Check every line below for the word "creative" and show those that hold it.

• [Dataset rows for apps and sites]:
# # # # #

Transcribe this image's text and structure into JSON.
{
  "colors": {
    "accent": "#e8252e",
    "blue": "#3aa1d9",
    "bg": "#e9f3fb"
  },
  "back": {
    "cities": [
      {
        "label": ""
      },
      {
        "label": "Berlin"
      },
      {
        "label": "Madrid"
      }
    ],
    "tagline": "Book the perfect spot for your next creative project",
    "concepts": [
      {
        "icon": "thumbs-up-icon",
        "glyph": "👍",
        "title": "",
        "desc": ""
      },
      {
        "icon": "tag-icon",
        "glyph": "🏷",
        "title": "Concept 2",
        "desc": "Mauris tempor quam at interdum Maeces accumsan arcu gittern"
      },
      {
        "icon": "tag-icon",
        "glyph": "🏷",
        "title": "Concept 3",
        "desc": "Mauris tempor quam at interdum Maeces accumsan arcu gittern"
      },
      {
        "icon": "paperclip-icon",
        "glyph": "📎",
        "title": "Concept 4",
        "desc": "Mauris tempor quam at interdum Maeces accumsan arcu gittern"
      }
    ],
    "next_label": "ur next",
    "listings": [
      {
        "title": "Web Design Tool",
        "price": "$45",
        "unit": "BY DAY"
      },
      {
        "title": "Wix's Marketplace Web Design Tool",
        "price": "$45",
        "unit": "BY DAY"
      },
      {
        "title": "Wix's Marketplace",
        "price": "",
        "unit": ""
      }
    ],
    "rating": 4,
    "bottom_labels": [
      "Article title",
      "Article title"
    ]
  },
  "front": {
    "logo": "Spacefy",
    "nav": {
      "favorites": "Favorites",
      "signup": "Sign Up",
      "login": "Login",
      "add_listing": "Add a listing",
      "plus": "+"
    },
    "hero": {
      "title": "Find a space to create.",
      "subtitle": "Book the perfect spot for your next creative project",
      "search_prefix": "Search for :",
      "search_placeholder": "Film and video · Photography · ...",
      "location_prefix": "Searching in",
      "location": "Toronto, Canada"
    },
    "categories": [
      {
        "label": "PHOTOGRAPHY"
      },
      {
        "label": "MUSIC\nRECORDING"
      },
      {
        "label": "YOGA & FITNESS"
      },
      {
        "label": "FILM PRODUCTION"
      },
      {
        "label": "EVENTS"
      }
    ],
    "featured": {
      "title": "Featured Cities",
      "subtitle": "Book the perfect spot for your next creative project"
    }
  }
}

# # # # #

• [RESPONSE BOX]:
    "tagline": "Book the perfect spot for your next creative project",
      "subtitle": "Book the perfect spot for your next creative project",
      "subtitle": "Book the perfect spot for your next creative project"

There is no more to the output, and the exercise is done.